Drone strikes
Women walk past a graffiti, denouncing strikes by U.S. drones in Yemen, painted on a wall in Sanaa, Yemen, Feb. 6, 2017. Reuters

UPDATE: 6:04 a.m. EDT — Julian Assange, the founder of WikiLeaks, tweeted Tuesday morning claiming that Donald Trump’s alleged decision to give authority to the CIA to conduct drone strikes on terrorists "signals that bullying, disloyalty & incompetence pays."

Original story:

Shifting from the drone policy of the Obama administration, President Donald Trump has given the Central Intelligence Agency (CIA) new authority to conduct drone attacks against suspected militants, anonymous U.S. officials said. The new policy is in contrast to that of former President Barack Obama that limited the CIA's paramilitary role, the Wall Street Journal reported Monday.

Under the Obama administration, the CIA used drones and other intelligence resources to locate suspected terrorists and then the military conducted the actual strike.

Read: Trump May Reopen CIA Black Site Prisons With Executive Order

Although Obama pushed for the use of drones, he kept the military in place to conduct the actual strike. During Obama's two terms, a total of 563 strikes, largely by drones, targeted Pakistan, Somalia and Yemen compared to 57 strikes under George W. Bush, according to the Bureau of Investigative Journalism. Obama's aim to keep up the war against al Qaeda while releasing the U.S. military from war grounds in the Middle East and Asia gave way to the use of drones.

Trump wants to accelerate the fight against Islamic State group and other militant groups. The CIA's new authority, which was provided by Trump soon after his inauguration, was first used in February in a strike against senior al Qaeda leader in Syria, Abu al-Khayr al-Masri, according to the Journal. Although officials said that the new authority under Trump is only for CIA's operations in Syria, it is likely the CIA may be able to conduct drone strikes in other areas as well.

Critics have pointed out that even if drones are used to target terrorists, the final decision should rest with the military.

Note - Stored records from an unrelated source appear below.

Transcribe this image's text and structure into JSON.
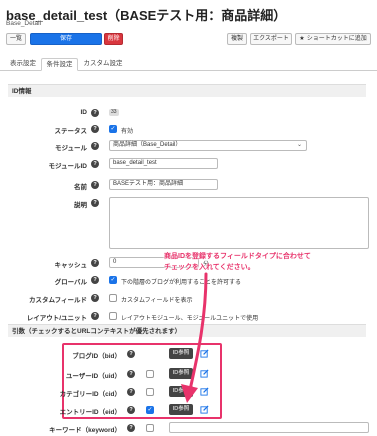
{
  "header": {
    "title": "base_detail_test（BASEテスト用：商品詳細）",
    "subtitle": "Base_Detail"
  },
  "toolbar": {
    "list_label": "一覧",
    "save_label": "保存",
    "delete_label": "削除",
    "copy_label": "複製",
    "export_label": "エクスポート",
    "shortcut_label": "ショートカットに追加"
  },
  "tabs": [
    "表示設定",
    "条件設定",
    "カスタム設定"
  ],
  "id_section": {
    "heading": "ID情報",
    "id_label": "ID",
    "id_value": "33",
    "status_label": "ステータス",
    "status_value": "有効",
    "module_label": "モジュール",
    "module_value": "商品詳細（Base_Detail）",
    "module_id_label": "モジュールID",
    "module_id_value": "base_detail_test",
    "name_label": "名前",
    "name_value": "BASEテスト用：商品詳細",
    "description_label": "説明",
    "cache_label": "キャッシュ",
    "cache_value": "0",
    "cache_unit": "分",
    "global_label": "グローバル",
    "global_text": "下の階層のブログが利用することを許可する",
    "custom_field_label": "カスタムフィールド",
    "custom_field_text": "カスタムフィールドを表示",
    "layout_label": "レイアウト/ユニット",
    "layout_text": "レイアウトモジュール、モジュールユニットで使用"
  },
  "args_section": {
    "heading": "引数（チェックするとURLコンテキストが優先されます）",
    "rows": [
      {
        "label": "ブログID（bid）",
        "button": "ID参照",
        "checked": false,
        "has_checkbox": false
      },
      {
        "label": "ユーザーID（uid）",
        "button": "ID参照",
        "checked": false,
        "has_checkbox": true
      },
      {
        "label": "カテゴリーID（cid）",
        "button": "ID参照",
        "checked": false,
        "has_checkbox": true
      },
      {
        "label": "エントリーID（eid）",
        "button": "ID参照",
        "checked": true,
        "has_checkbox": true
      }
    ],
    "keyword_label": "キーワード（keyword）"
  },
  "annotation": {
    "line1": "商品IDを登録するフィールドタイプに合わせて",
    "line2": "チェックを入れてください。",
    "color": "#e8336b"
  },
  "colors": {
    "primary": "#1a73e8",
    "danger": "#d9363e",
    "highlight": "#e8336b"
  }
}
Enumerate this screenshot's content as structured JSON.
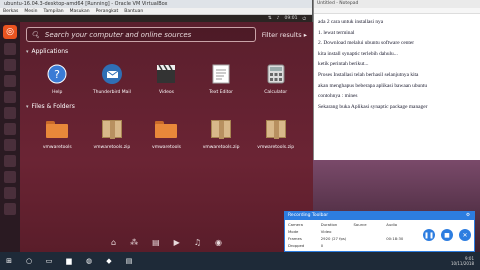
{
  "vbox": {
    "title": "ubuntu-16.04.3-desktop-amd64 [Running] - Oracle VM VirtualBox",
    "menu": [
      "Berkas",
      "Mesin",
      "Tampilan",
      "Masukan",
      "Perangkat",
      "Bantuan"
    ]
  },
  "topbar": {
    "time": "09:01"
  },
  "dash": {
    "search_placeholder": "Search your computer and online sources",
    "filter_label": "Filter results",
    "sections": {
      "applications": "Applications",
      "files": "Files & Folders"
    },
    "apps": [
      {
        "label": "Help",
        "icon": "help-icon"
      },
      {
        "label": "Thunderbird Mail",
        "icon": "thunderbird-icon"
      },
      {
        "label": "Videos",
        "icon": "videos-icon"
      },
      {
        "label": "Text Editor",
        "icon": "text-editor-icon"
      },
      {
        "label": "Calculator",
        "icon": "calculator-icon"
      }
    ],
    "files": [
      {
        "label": "vmwaretools",
        "icon": "folder-icon"
      },
      {
        "label": "vmwaretools.zip",
        "icon": "archive-icon"
      },
      {
        "label": "vmwaretools",
        "icon": "folder-icon"
      },
      {
        "label": "vmwaretools.zip",
        "icon": "archive-icon"
      },
      {
        "label": "vmwaretools.zip",
        "icon": "archive-icon"
      }
    ]
  },
  "notepad": {
    "title": "Untitled - Notepad",
    "lines": [
      "ada 2 cara untuk installasi nya",
      "1. lewat terminal",
      "2. Download melalui ubuntu software center",
      "kita install synaptic terlebih dahulu...",
      "ketik perintah berikut...",
      "Proses Installasi telah berhasil selanjutnya kita",
      "akan menghapus beberapa aplikasi bawaan ubuntu",
      "contohnya : mines",
      "Sekarang buka Aplikasi synaptic package manager"
    ]
  },
  "recorder": {
    "title": "Recording Toolbar",
    "headers": [
      "Camera",
      "Duration",
      "Source",
      "Audio"
    ],
    "rows": [
      [
        "Mode",
        "Video",
        "",
        ""
      ],
      [
        "Frames",
        "2920 (27 fps)",
        "",
        "00:18:30"
      ],
      [
        "Dropped",
        "0",
        "",
        ""
      ]
    ]
  },
  "taskbar": {
    "tray_time": "9:01",
    "tray_date": "10/11/2018"
  }
}
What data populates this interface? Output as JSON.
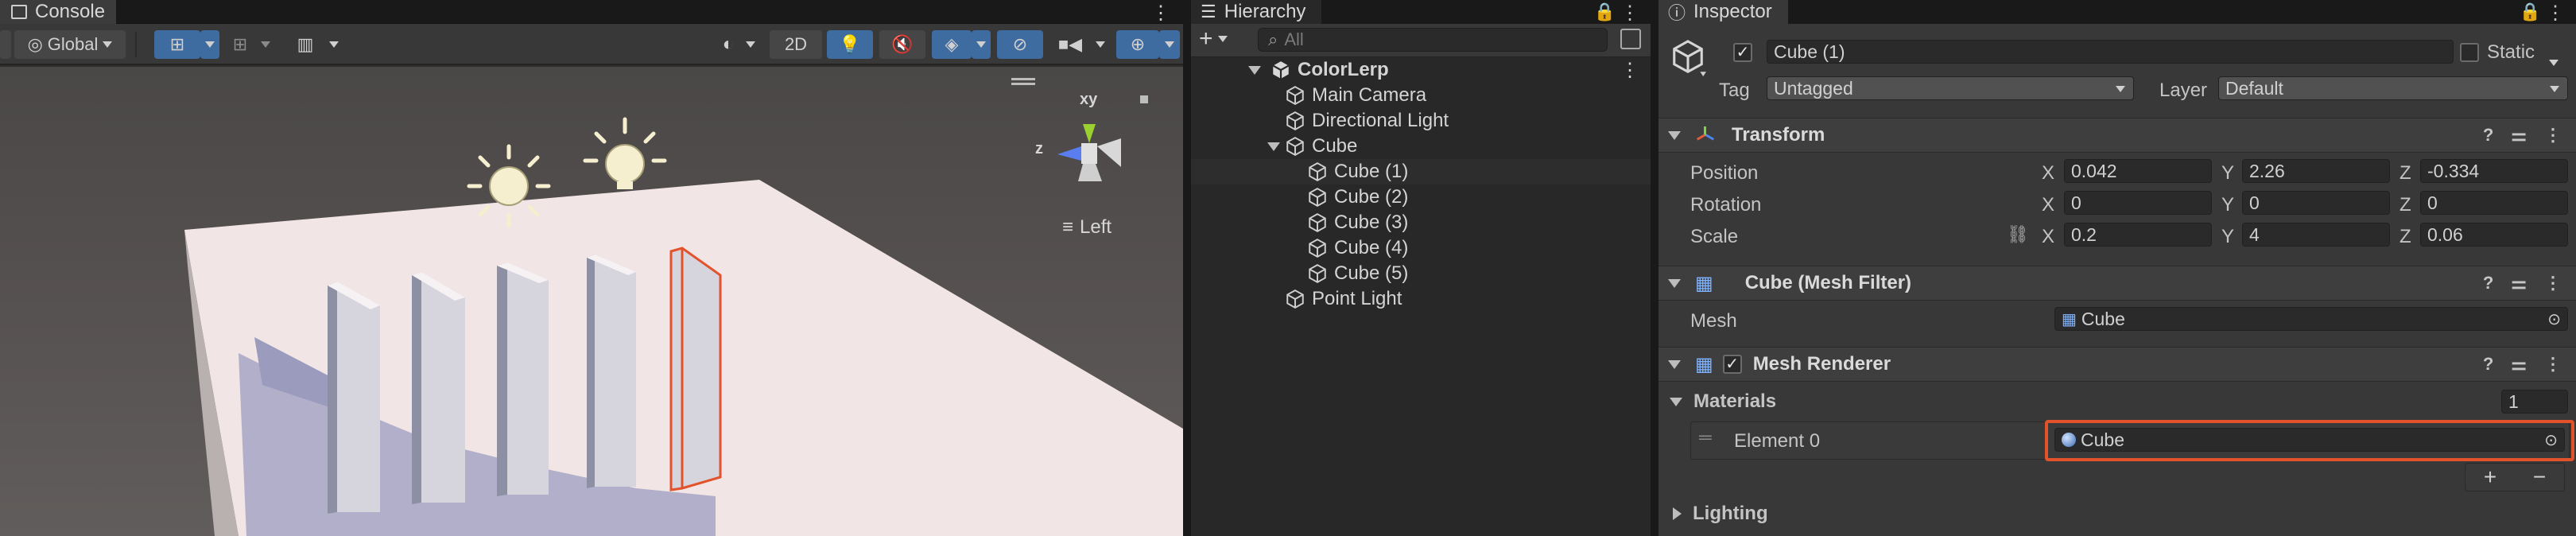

“There are a lot of problems with the drone program and the targeted killing program, but the CIA should be out of the business of ordering lethal strikes,” said Christopher Anders, deputy director of the Washington office of the American Civil Liberties Union. He said that doesn't mean the CIA can't "have a role in assisting in the use of fore in location targets."

"But that decision on whether to strike or not to strike and that order should be coming from through the military chain of command," he added, the Journal reported.

Under the Obama administration, the military was in charge of promoting transparency and accountability. The CIA, which operates under secrecy, wasn't required to disclose the number of suspected terrorists or civilians it killed in drone strikes. As U.S. officials have pointed out earlier, the ultimate goal is an integrated model under which the CIA continues to hunt targets, but lets the military pull the trigger, according to the Dawn.